> [Source material]:
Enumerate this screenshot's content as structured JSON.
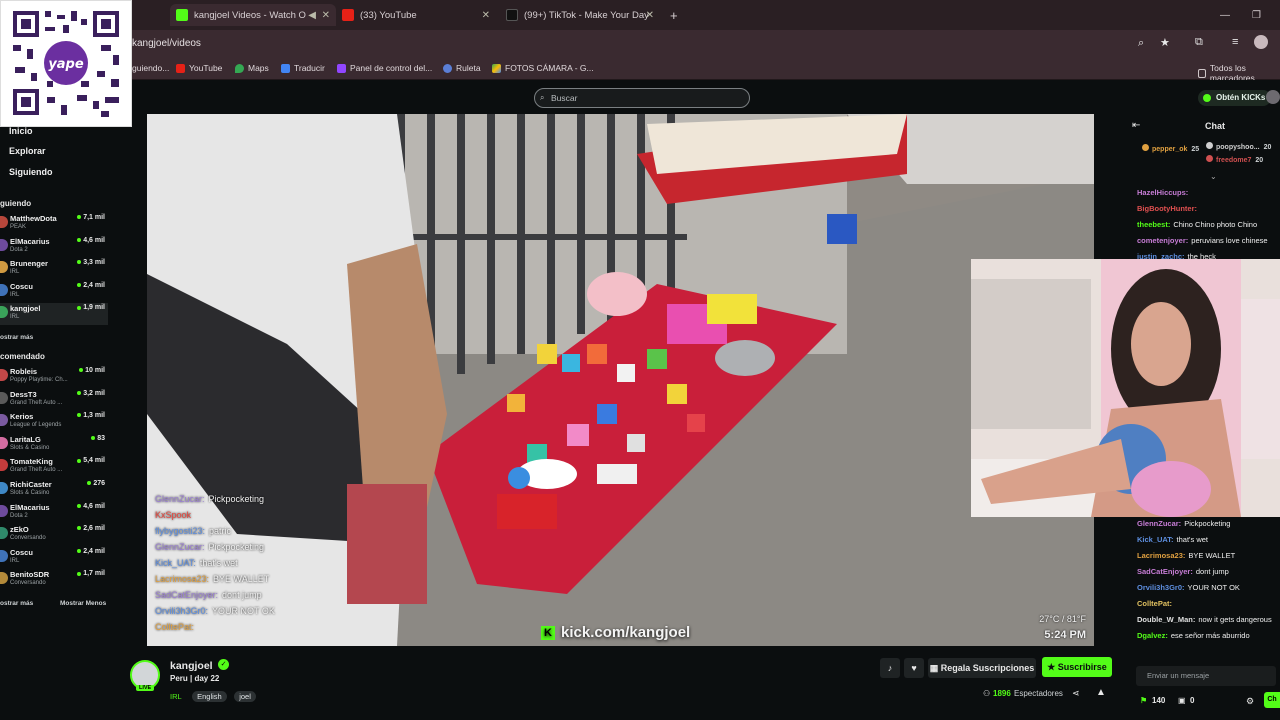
{
  "browser": {
    "tabs": [
      {
        "title": "kangjoel Videos - Watch O",
        "active": true
      },
      {
        "title": "(33) YouTube",
        "active": false
      },
      {
        "title": "(99+) TikTok - Make Your Day",
        "active": false
      }
    ],
    "url": "kangjoel/videos",
    "bookmarks": [
      "guiendo...",
      "YouTube",
      "Maps",
      "Traducir",
      "Panel de control del...",
      "Ruleta",
      "FOTOS CÁMARA - G...",
      "Todos los marcadores"
    ]
  },
  "header": {
    "search_placeholder": "Buscar",
    "get_kicks": "Obtén KICKs"
  },
  "sidebar": {
    "nav": [
      "Inicio",
      "Explorar",
      "Siguiendo"
    ],
    "following_title": "guiendo",
    "following": [
      {
        "name": "MatthewDota",
        "category": "PEAK",
        "viewers": "7,1 mil",
        "color": "#b7473b"
      },
      {
        "name": "ElMacarius",
        "category": "Dota 2",
        "viewers": "4,6 mil",
        "color": "#6e4b9d"
      },
      {
        "name": "Brunenger",
        "category": "IRL",
        "viewers": "3,3 mil",
        "color": "#d09a41"
      },
      {
        "name": "Coscu",
        "category": "IRL",
        "viewers": "2,4 mil",
        "color": "#3f72b8"
      },
      {
        "name": "kangjoel",
        "category": "IRL",
        "viewers": "1,9 mil",
        "color": "#3aa35a"
      }
    ],
    "show_more_1": "ostrar más",
    "recommended_title": "comendado",
    "recommended": [
      {
        "name": "Robleis",
        "category": "Poppy Playtime: Ch...",
        "viewers": "10 mil",
        "color": "#c24848"
      },
      {
        "name": "DessT3",
        "category": "Grand Theft Auto ...",
        "viewers": "3,2 mil",
        "color": "#5a5a5a"
      },
      {
        "name": "Kerios",
        "category": "League of Legends",
        "viewers": "1,3 mil",
        "color": "#7a5aa0"
      },
      {
        "name": "LaritaLG",
        "category": "Slots & Casino",
        "viewers": "83",
        "color": "#d36ca1"
      },
      {
        "name": "TomateKing",
        "category": "Grand Theft Auto ...",
        "viewers": "5,4 mil",
        "color": "#c43c3c"
      },
      {
        "name": "RichiCaster",
        "category": "Slots & Casino",
        "viewers": "276",
        "color": "#3f88c5"
      },
      {
        "name": "ElMacarius",
        "category": "Dota 2",
        "viewers": "4,6 mil",
        "color": "#6e4b9d"
      },
      {
        "name": "zEkO",
        "category": "Conversando",
        "viewers": "2,6 mil",
        "color": "#2f8a6b"
      },
      {
        "name": "Coscu",
        "category": "IRL",
        "viewers": "2,4 mil",
        "color": "#3f72b8"
      },
      {
        "name": "BenitoSDR",
        "category": "Conversando",
        "viewers": "1,7 mil",
        "color": "#b38a3a"
      }
    ],
    "show_more_2": "ostrar más",
    "show_less": "Mostrar Menos"
  },
  "video": {
    "overlay_chat": [
      {
        "user": "GlennZucar:",
        "msg": "Pickpocketing",
        "color": "#9b7fd6"
      },
      {
        "user": "KxSpook",
        "msg": "",
        "color": "#e8483f"
      },
      {
        "user": "flybygosti23:",
        "msg": "patric",
        "color": "#5e8fe0"
      },
      {
        "user": "GlennZucar:",
        "msg": "Pickpocketing",
        "color": "#9b7fd6"
      },
      {
        "user": "Kick_UAT:",
        "msg": "that's wet",
        "color": "#5e8fe0"
      },
      {
        "user": "Lacrimosa23:",
        "msg": "BYE WALLET",
        "color": "#e0a040"
      },
      {
        "user": "SadCatEnjoyer:",
        "msg": "dont jump",
        "color": "#9b7fd6"
      },
      {
        "user": "Orvili3h3Gr0:",
        "msg": "YOUR NOT OK",
        "color": "#5e8fe0"
      },
      {
        "user": "ColltePat:",
        "msg": "",
        "color": "#e0a040"
      }
    ],
    "kick_url": "kick.com/kangjoel",
    "temperature": "27°C / 81°F",
    "time": "5:24 PM"
  },
  "chat": {
    "title": "Chat",
    "pinned": [
      {
        "user": "pepper_ok",
        "sub": "25",
        "color": "#e0a040"
      },
      {
        "user": "poopyshoo...",
        "sub": "20",
        "color": "#cfcfcf"
      },
      {
        "user": "freedome7",
        "sub": "20",
        "color": "#d05050"
      }
    ],
    "messages_top": [
      {
        "user": "HazelHiccups:",
        "msg": "",
        "color": "#c77dd6"
      },
      {
        "user": "BigBootyHunter:",
        "msg": "",
        "color": "#e05050"
      },
      {
        "user": "theebest:",
        "msg": "Chino Chino photo Chino",
        "color": "#53fc18"
      },
      {
        "user": "cometenjoyer:",
        "msg": "peruvians love chinese",
        "color": "#c77dd6"
      },
      {
        "user": "justin_zachc:",
        "msg": "the heck",
        "color": "#5e8fe0"
      }
    ],
    "messages_bottom": [
      {
        "user": "GlennZucar:",
        "msg": "Pickpocketing",
        "color": "#c77dd6"
      },
      {
        "user": "Kick_UAT:",
        "msg": "that's wet",
        "color": "#5e8fe0"
      },
      {
        "user": "Lacrimosa23:",
        "msg": "BYE WALLET",
        "color": "#e0a040"
      },
      {
        "user": "SadCatEnjoyer:",
        "msg": "dont jump",
        "color": "#c77dd6"
      },
      {
        "user": "Orvili3h3Gr0:",
        "msg": "YOUR NOT OK",
        "color": "#5e8fe0"
      },
      {
        "user": "ColltePat:",
        "msg": "",
        "color": "#e0c060"
      },
      {
        "user": "Double_W_Man:",
        "msg": "now it gets dangerous",
        "color": "#e0e0e0"
      },
      {
        "user": "Dgalvez:",
        "msg": "ese señor más aburrido",
        "color": "#53fc18"
      }
    ],
    "input_placeholder": "Enviar un mensaje",
    "kicks_count": "140",
    "other_count": "0",
    "send_label": "Ch"
  },
  "stream": {
    "name": "kangjoel",
    "live_badge": "LIVE",
    "title": "Peru | day 22",
    "tags": [
      "IRL",
      "English",
      "joel"
    ],
    "gift_label": "Regala Suscripciones",
    "subscribe_label": "Suscribirse",
    "viewers_count": "1896",
    "viewers_label": "Espectadores"
  },
  "colors": {
    "kick_green": "#53fc18",
    "background": "#0b0e0f"
  }
}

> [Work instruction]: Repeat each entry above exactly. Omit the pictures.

> [Output of the exercise]:
Enumerate this screenshot's content as structured JSON.
{
  "browser": {
    "tabs": [
      {
        "title": "kangjoel Videos - Watch O",
        "active": true
      },
      {
        "title": "(33) YouTube",
        "active": false
      },
      {
        "title": "(99+) TikTok - Make Your Day",
        "active": false
      }
    ],
    "url": "kangjoel/videos",
    "bookmarks": [
      "guiendo...",
      "YouTube",
      "Maps",
      "Traducir",
      "Panel de control del...",
      "Ruleta",
      "FOTOS CÁMARA - G...",
      "Todos los marcadores"
    ]
  },
  "header": {
    "search_placeholder": "Buscar",
    "get_kicks": "Obtén KICKs"
  },
  "sidebar": {
    "nav": [
      "Inicio",
      "Explorar",
      "Siguiendo"
    ],
    "following_title": "guiendo",
    "following": [
      {
        "name": "MatthewDota",
        "category": "PEAK",
        "viewers": "7,1 mil",
        "color": "#b7473b"
      },
      {
        "name": "ElMacarius",
        "category": "Dota 2",
        "viewers": "4,6 mil",
        "color": "#6e4b9d"
      },
      {
        "name": "Brunenger",
        "category": "IRL",
        "viewers": "3,3 mil",
        "color": "#d09a41"
      },
      {
        "name": "Coscu",
        "category": "IRL",
        "viewers": "2,4 mil",
        "color": "#3f72b8"
      },
      {
        "name": "kangjoel",
        "category": "IRL",
        "viewers": "1,9 mil",
        "color": "#3aa35a"
      }
    ],
    "show_more_1": "ostrar más",
    "recommended_title": "comendado",
    "recommended": [
      {
        "name": "Robleis",
        "category": "Poppy Playtime: Ch...",
        "viewers": "10 mil",
        "color": "#c24848"
      },
      {
        "name": "DessT3",
        "category": "Grand Theft Auto ...",
        "viewers": "3,2 mil",
        "color": "#5a5a5a"
      },
      {
        "name": "Kerios",
        "category": "League of Legends",
        "viewers": "1,3 mil",
        "color": "#7a5aa0"
      },
      {
        "name": "LaritaLG",
        "category": "Slots & Casino",
        "viewers": "83",
        "color": "#d36ca1"
      },
      {
        "name": "TomateKing",
        "category": "Grand Theft Auto ...",
        "viewers": "5,4 mil",
        "color": "#c43c3c"
      },
      {
        "name": "RichiCaster",
        "category": "Slots & Casino",
        "viewers": "276",
        "color": "#3f88c5"
      },
      {
        "name": "ElMacarius",
        "category": "Dota 2",
        "viewers": "4,6 mil",
        "color": "#6e4b9d"
      },
      {
        "name": "zEkO",
        "category": "Conversando",
        "viewers": "2,6 mil",
        "color": "#2f8a6b"
      },
      {
        "name": "Coscu",
        "category": "IRL",
        "viewers": "2,4 mil",
        "color": "#3f72b8"
      },
      {
        "name": "BenitoSDR",
        "category": "Conversando",
        "viewers": "1,7 mil",
        "color": "#b38a3a"
      }
    ],
    "show_more_2": "ostrar más",
    "show_less": "Mostrar Menos"
  },
  "video": {
    "overlay_chat": [
      {
        "user": "GlennZucar:",
        "msg": "Pickpocketing",
        "color": "#9b7fd6"
      },
      {
        "user": "KxSpook",
        "msg": "",
        "color": "#e8483f"
      },
      {
        "user": "flybygosti23:",
        "msg": "patric",
        "color": "#5e8fe0"
      },
      {
        "user": "GlennZucar:",
        "msg": "Pickpocketing",
        "color": "#9b7fd6"
      },
      {
        "user": "Kick_UAT:",
        "msg": "that's wet",
        "color": "#5e8fe0"
      },
      {
        "user": "Lacrimosa23:",
        "msg": "BYE WALLET",
        "color": "#e0a040"
      },
      {
        "user": "SadCatEnjoyer:",
        "msg": "dont jump",
        "color": "#9b7fd6"
      },
      {
        "user": "Orvili3h3Gr0:",
        "msg": "YOUR NOT OK",
        "color": "#5e8fe0"
      },
      {
        "user": "ColltePat:",
        "msg": "",
        "color": "#e0a040"
      }
    ],
    "kick_url": "kick.com/kangjoel",
    "temperature": "27°C / 81°F",
    "time": "5:24 PM"
  },
  "chat": {
    "title": "Chat",
    "pinned": [
      {
        "user": "pepper_ok",
        "sub": "25",
        "color": "#e0a040"
      },
      {
        "user": "poopyshoo...",
        "sub": "20",
        "color": "#cfcfcf"
      },
      {
        "user": "freedome7",
        "sub": "20",
        "color": "#d05050"
      }
    ],
    "messages_top": [
      {
        "user": "HazelHiccups:",
        "msg": "",
        "color": "#c77dd6"
      },
      {
        "user": "BigBootyHunter:",
        "msg": "",
        "color": "#e05050"
      },
      {
        "user": "theebest:",
        "msg": "Chino Chino photo Chino",
        "color": "#53fc18"
      },
      {
        "user": "cometenjoyer:",
        "msg": "peruvians love chinese",
        "color": "#c77dd6"
      },
      {
        "user": "justin_zachc:",
        "msg": "the heck",
        "color": "#5e8fe0"
      }
    ],
    "messages_bottom": [
      {
        "user": "GlennZucar:",
        "msg": "Pickpocketing",
        "color": "#c77dd6"
      },
      {
        "user": "Kick_UAT:",
        "msg": "that's wet",
        "color": "#5e8fe0"
      },
      {
        "user": "Lacrimosa23:",
        "msg": "BYE WALLET",
        "color": "#e0a040"
      },
      {
        "user": "SadCatEnjoyer:",
        "msg": "dont jump",
        "color": "#c77dd6"
      },
      {
        "user": "Orvili3h3Gr0:",
        "msg": "YOUR NOT OK",
        "color": "#5e8fe0"
      },
      {
        "user": "ColltePat:",
        "msg": "",
        "color": "#e0c060"
      },
      {
        "user": "Double_W_Man:",
        "msg": "now it gets dangerous",
        "color": "#e0e0e0"
      },
      {
        "user": "Dgalvez:",
        "msg": "ese señor más aburrido",
        "color": "#53fc18"
      }
    ],
    "input_placeholder": "Enviar un mensaje",
    "kicks_count": "140",
    "other_count": "0",
    "send_label": "Ch"
  },
  "stream": {
    "name": "kangjoel",
    "live_badge": "LIVE",
    "title": "Peru | day 22",
    "tags": [
      "IRL",
      "English",
      "joel"
    ],
    "gift_label": "Regala Suscripciones",
    "subscribe_label": "Suscribirse",
    "viewers_count": "1896",
    "viewers_label": "Espectadores"
  },
  "colors": {
    "kick_green": "#53fc18",
    "background": "#0b0e0f"
  }
}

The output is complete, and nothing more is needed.